Lufthansa CEO Christoph Franz is understood to be close to resigning from his position to take another job as Chairman of Swiss pharmaceutical group Roche. According to a report in NZZ am Sonntag, a Zurich-based Sunday paper, a final decision could come within the next two weeks.
Lufthansa officially stated it did not want to comment on rumours and speculation, however the company also did not deny the story. Company officials tell Aviation Week they have received signals that Franz might in fact be leaving soon.
The departure of its CEO would be a huge blow for the airline. Franz has been the mastermind behind the restructuring and renovation of Europe’s largest airline group. He took the helm in January 2011 after having run the group’s passenger airline business and subsidiary Swiss. At Lufthansa, Franz launched the €1.5 billion restructuring program Score that, most importantly, saw the transfer of European direct services to low-fare affiliate Germanwings.
Franz has also been behind numerous changes in middle management, bringing in outside expertise and hiring a larger share of women for leadership positions. During his tenure three new members joined the executive board – Simone Menne (CFO), Bettina Volkens (head of human ressources) and Harry Hohmeister (head of affiliated airlines) – and two left.
At Roche, Franz would replace Franz Humer as Executive Chairman, most likely in the spring of 2014. The Lufthansa CEO still lives in Zurich, Switzerland with his family and his five children go to school there.
In addition to reasons in his private life, other factors could contribute to the move: Franz has faced massive opposition to the changes he initiated. He has been dealing with lukewarm support in management and serious labor unrest. Earlier this month, Lufthansa terminated the collective bargaining agreements covering pensions and transitionary pay for pilots causing another bitter dispute that could well lead to further strikes soon.

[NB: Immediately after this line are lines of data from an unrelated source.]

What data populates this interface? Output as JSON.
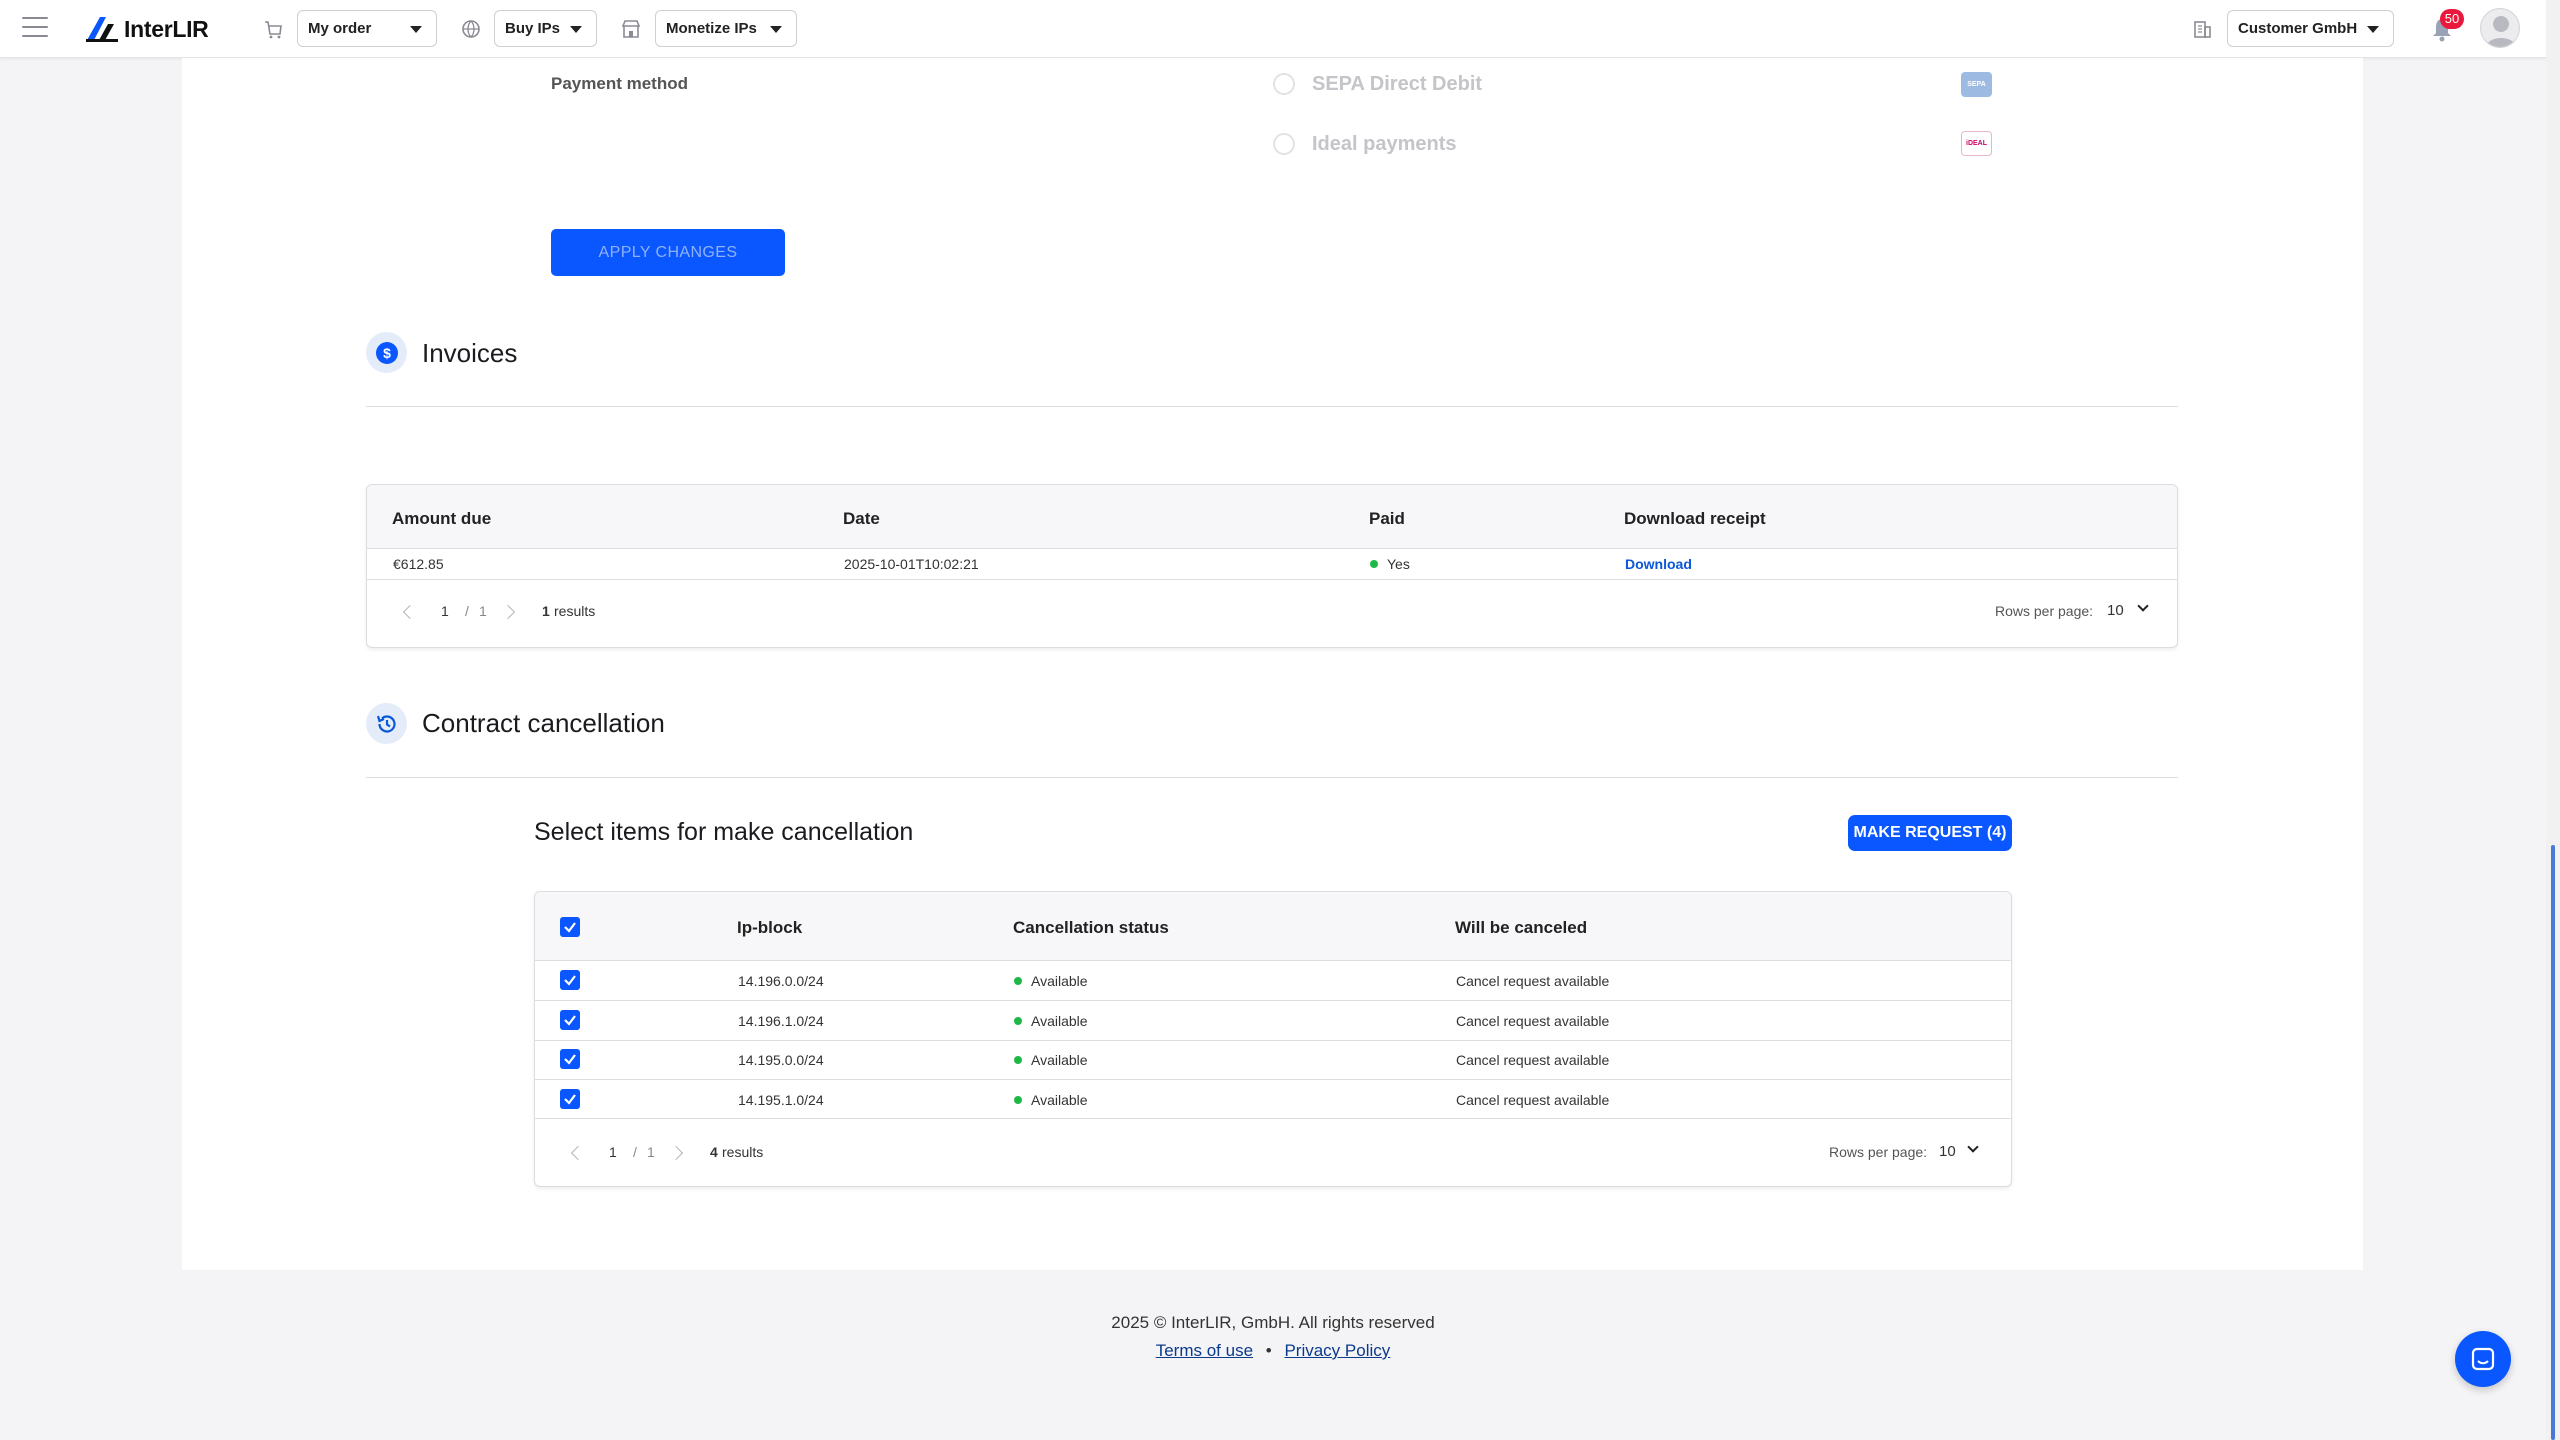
{
  "header": {
    "brand": "InterLIR",
    "my_order": "My order",
    "buy_ips": "Buy IPs",
    "monetize_ips": "Monetize IPs",
    "company": "Customer GmbH",
    "notification_count": "50"
  },
  "payment": {
    "label": "Payment method",
    "options": [
      "SEPA Direct Debit",
      "Ideal payments"
    ],
    "apply_label": "APPLY CHANGES"
  },
  "invoices": {
    "title": "Invoices",
    "columns": [
      "Amount due",
      "Date",
      "Paid",
      "Download receipt"
    ],
    "rows": [
      {
        "amount": "€612.85",
        "date": "2025-10-01T10:02:21",
        "paid": "Yes",
        "download": "Download"
      }
    ],
    "page": "1",
    "page_sep": "/",
    "total_pages": "1",
    "results_count": "1",
    "results_word": "results",
    "rows_per_page_label": "Rows per page:",
    "rows_per_page": "10"
  },
  "cancellation": {
    "title": "Contract cancellation",
    "select_title": "Select items for make cancellation",
    "make_request_label": "MAKE REQUEST (4)",
    "columns": [
      "Ip-block",
      "Cancellation status",
      "Will be canceled"
    ],
    "rows": [
      {
        "ip": "14.196.0.0/24",
        "status": "Available",
        "will": "Cancel request available"
      },
      {
        "ip": "14.196.1.0/24",
        "status": "Available",
        "will": "Cancel request available"
      },
      {
        "ip": "14.195.0.0/24",
        "status": "Available",
        "will": "Cancel request available"
      },
      {
        "ip": "14.195.1.0/24",
        "status": "Available",
        "will": "Cancel request available"
      }
    ],
    "page": "1",
    "page_sep": "/",
    "total_pages": "1",
    "results_count": "4",
    "results_word": "results",
    "rows_per_page_label": "Rows per page:",
    "rows_per_page": "10"
  },
  "footer": {
    "copyright": "2025 © InterLIR, GmbH. All rights reserved",
    "terms": "Terms of use",
    "separator": "•",
    "privacy": "Privacy Policy"
  },
  "colors": {
    "accent": "#0a57ff",
    "status_green": "#1fb847",
    "badge_red": "#e8193c"
  }
}
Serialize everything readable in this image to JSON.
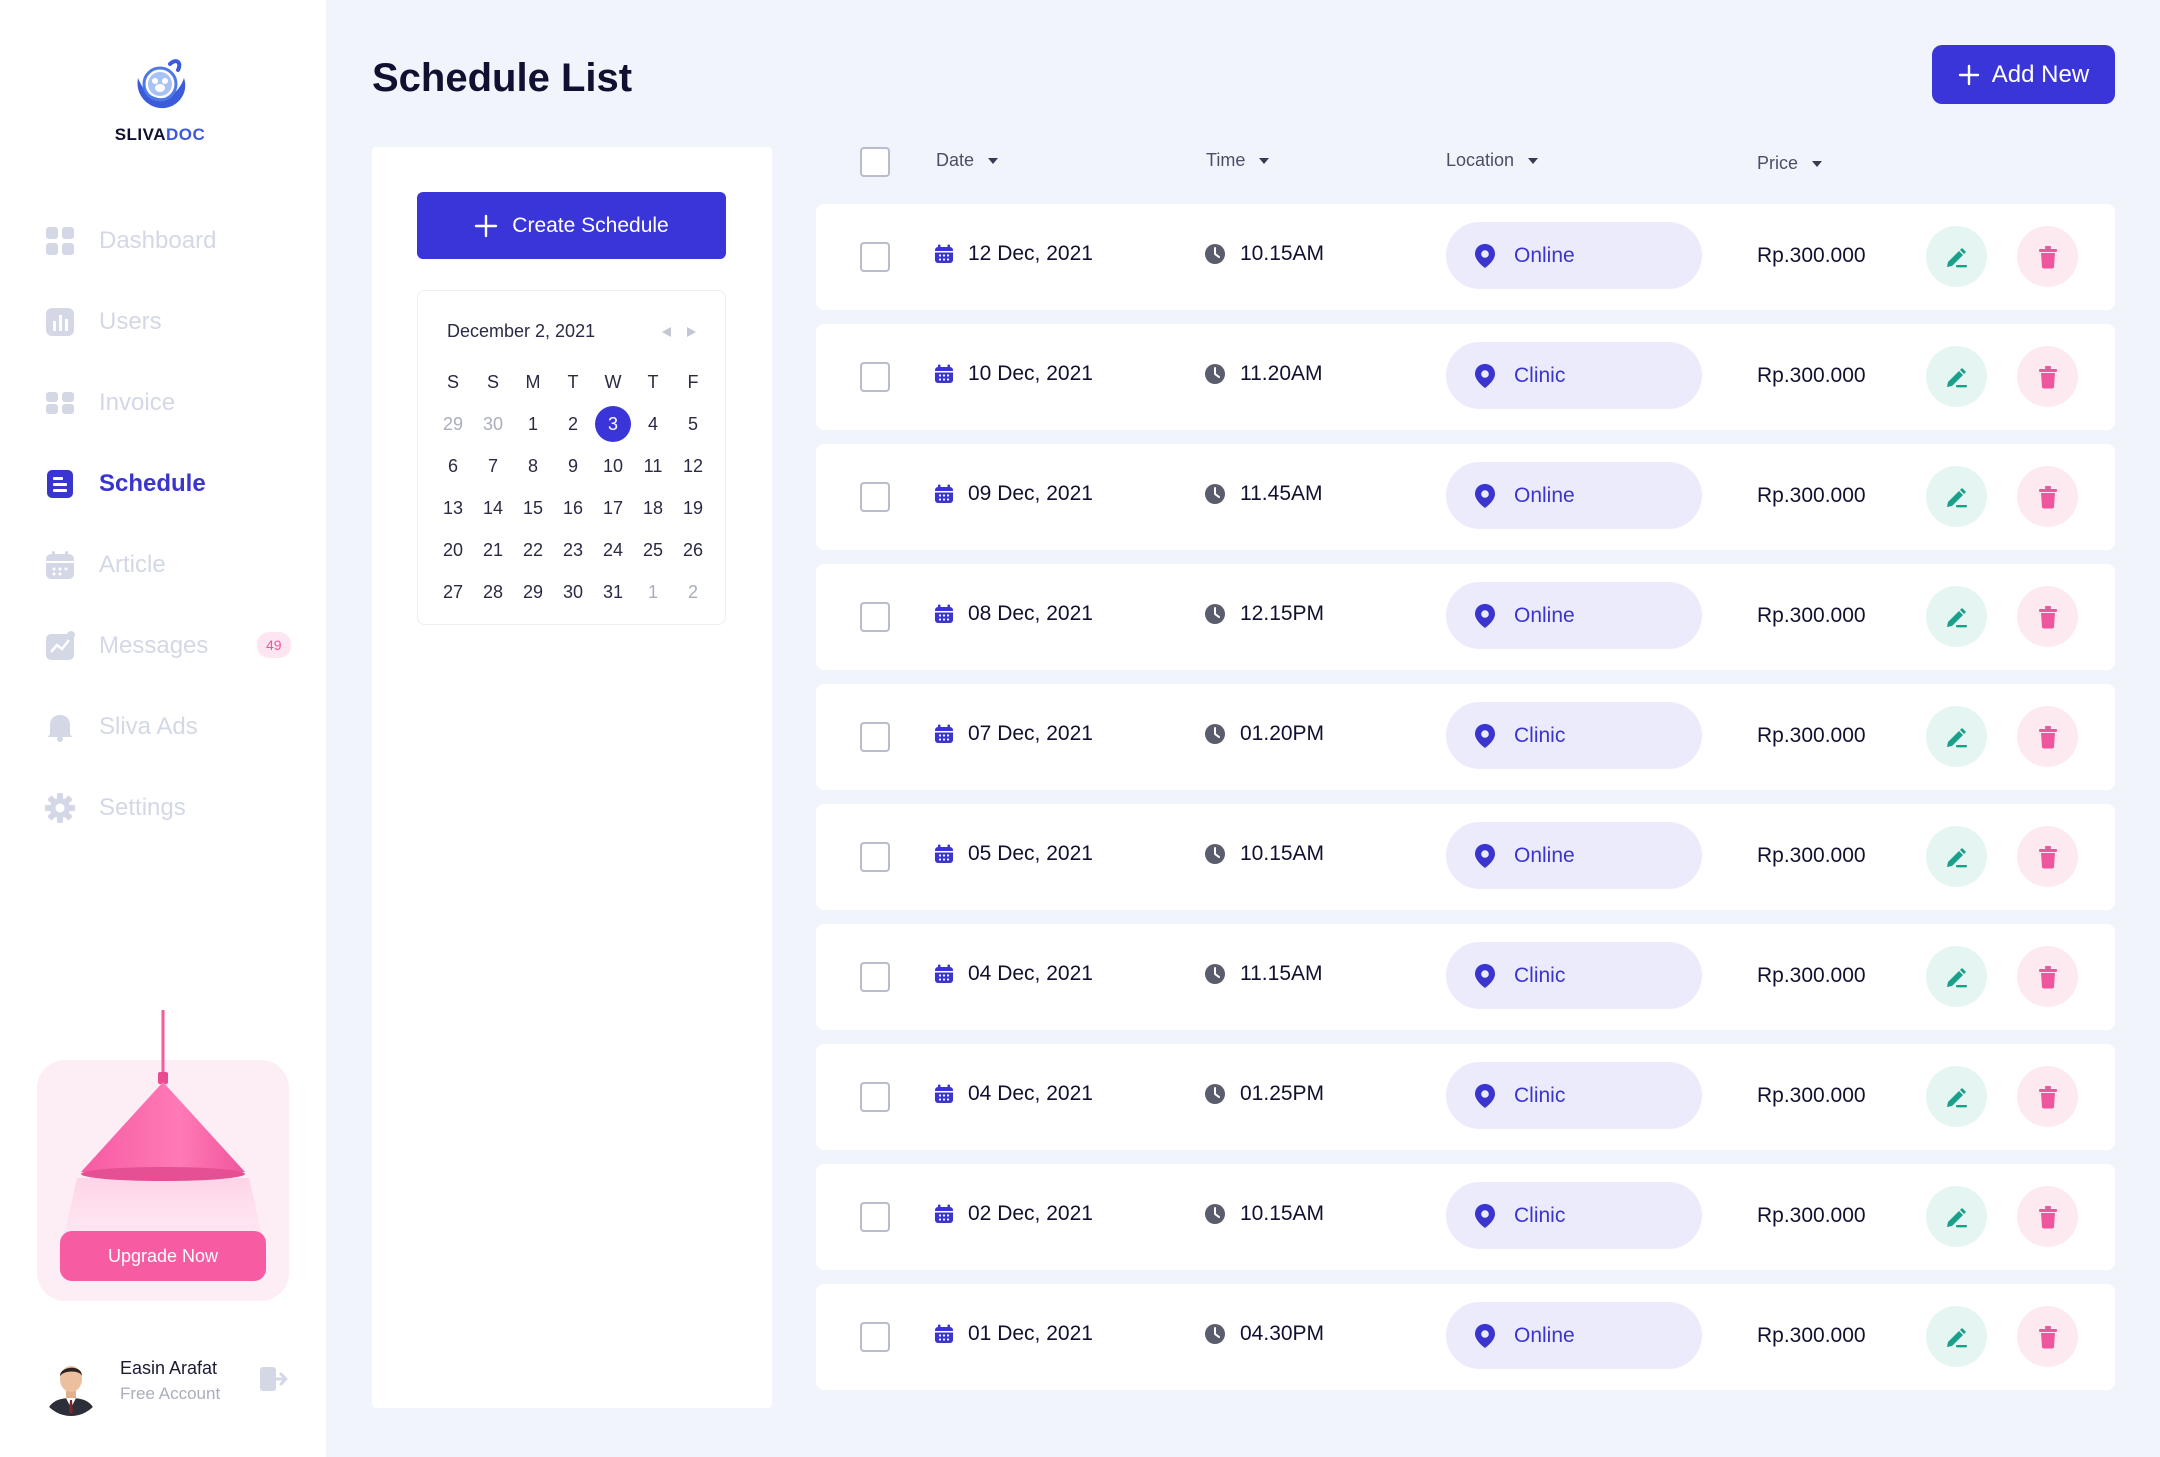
{
  "brand": {
    "name_part1": "SLIVA",
    "name_part2": "DOC"
  },
  "sidebar": {
    "items": [
      {
        "label": "Dashboard",
        "icon": "dashboard-icon"
      },
      {
        "label": "Users",
        "icon": "users-icon"
      },
      {
        "label": "Invoice",
        "icon": "invoice-icon"
      },
      {
        "label": "Schedule",
        "icon": "schedule-icon",
        "active": true
      },
      {
        "label": "Article",
        "icon": "article-icon"
      },
      {
        "label": "Messages",
        "icon": "messages-icon",
        "badge": "49"
      },
      {
        "label": "Sliva Ads",
        "icon": "ads-bell-icon"
      },
      {
        "label": "Settings",
        "icon": "settings-gear-icon"
      }
    ],
    "upgrade": {
      "button": "Upgrade Now"
    },
    "profile": {
      "name": "Easin Arafat",
      "role": "Free Account"
    }
  },
  "header": {
    "title": "Schedule List",
    "add_button": "Add New"
  },
  "panel": {
    "create_button": "Create Schedule",
    "calendar": {
      "title": "December 2, 2021",
      "weekdays": [
        "S",
        "S",
        "M",
        "T",
        "W",
        "T",
        "F"
      ],
      "days": [
        [
          "29",
          "30",
          "1",
          "2",
          "3",
          "4",
          "5"
        ],
        [
          "6",
          "7",
          "8",
          "9",
          "10",
          "11",
          "12"
        ],
        [
          "13",
          "14",
          "15",
          "16",
          "17",
          "18",
          "19"
        ],
        [
          "20",
          "21",
          "22",
          "23",
          "24",
          "25",
          "26"
        ],
        [
          "27",
          "28",
          "29",
          "30",
          "31",
          "1",
          "2"
        ]
      ],
      "selected": "3"
    }
  },
  "table": {
    "columns": {
      "date": "Date",
      "time": "Time",
      "location": "Location",
      "price": "Price"
    },
    "rows": [
      {
        "date": "12 Dec, 2021",
        "time": "10.15AM",
        "location": "Online",
        "price": "Rp.300.000"
      },
      {
        "date": "10 Dec, 2021",
        "time": "11.20AM",
        "location": "Clinic",
        "price": "Rp.300.000"
      },
      {
        "date": "09 Dec, 2021",
        "time": "11.45AM",
        "location": "Online",
        "price": "Rp.300.000"
      },
      {
        "date": "08 Dec, 2021",
        "time": "12.15PM",
        "location": "Online",
        "price": "Rp.300.000"
      },
      {
        "date": "07 Dec, 2021",
        "time": "01.20PM",
        "location": "Clinic",
        "price": "Rp.300.000"
      },
      {
        "date": "05 Dec, 2021",
        "time": "10.15AM",
        "location": "Online",
        "price": "Rp.300.000"
      },
      {
        "date": "04 Dec, 2021",
        "time": "11.15AM",
        "location": "Clinic",
        "price": "Rp.300.000"
      },
      {
        "date": "04 Dec, 2021",
        "time": "01.25PM",
        "location": "Clinic",
        "price": "Rp.300.000"
      },
      {
        "date": "02 Dec, 2021",
        "time": "10.15AM",
        "location": "Clinic",
        "price": "Rp.300.000"
      },
      {
        "date": "01 Dec, 2021",
        "time": "04.30PM",
        "location": "Online",
        "price": "Rp.300.000"
      }
    ]
  },
  "colors": {
    "accent": "#3a35d8",
    "pink": "#f75ba2",
    "teal": "#18a08a",
    "muted": "#d4d8e6"
  }
}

If Franz leaves, Carsten Spohr (47) is seen as the most likely successor. Spohr currently runs Lufthansa’s passenger airline business and has publicly supported the CEO’s tough restructuring course. However, it remains to be seen whether Spohr will keep up the process of bringing in outsiders to the current extent. Spohr started at Lufthansa as a first officer before starting a steep career in management.
Another candidate could be Harry Hohmeister (49), who is CEO of Swiss International Air Lines. He joined the group executive board in July, overseeing Austrian and Brussels Airlines while continuing to run Swiss.
Lufthansa’s board of directors is scheduled to meet on Wednesday. The body is expected to approve a major order for more than 50 wide-body aircraft including what could be the first firm commitment for the Boeing 777-9X and a large buy of the A350-900. But the board will now also have to deal with the future of the airline’s CEO.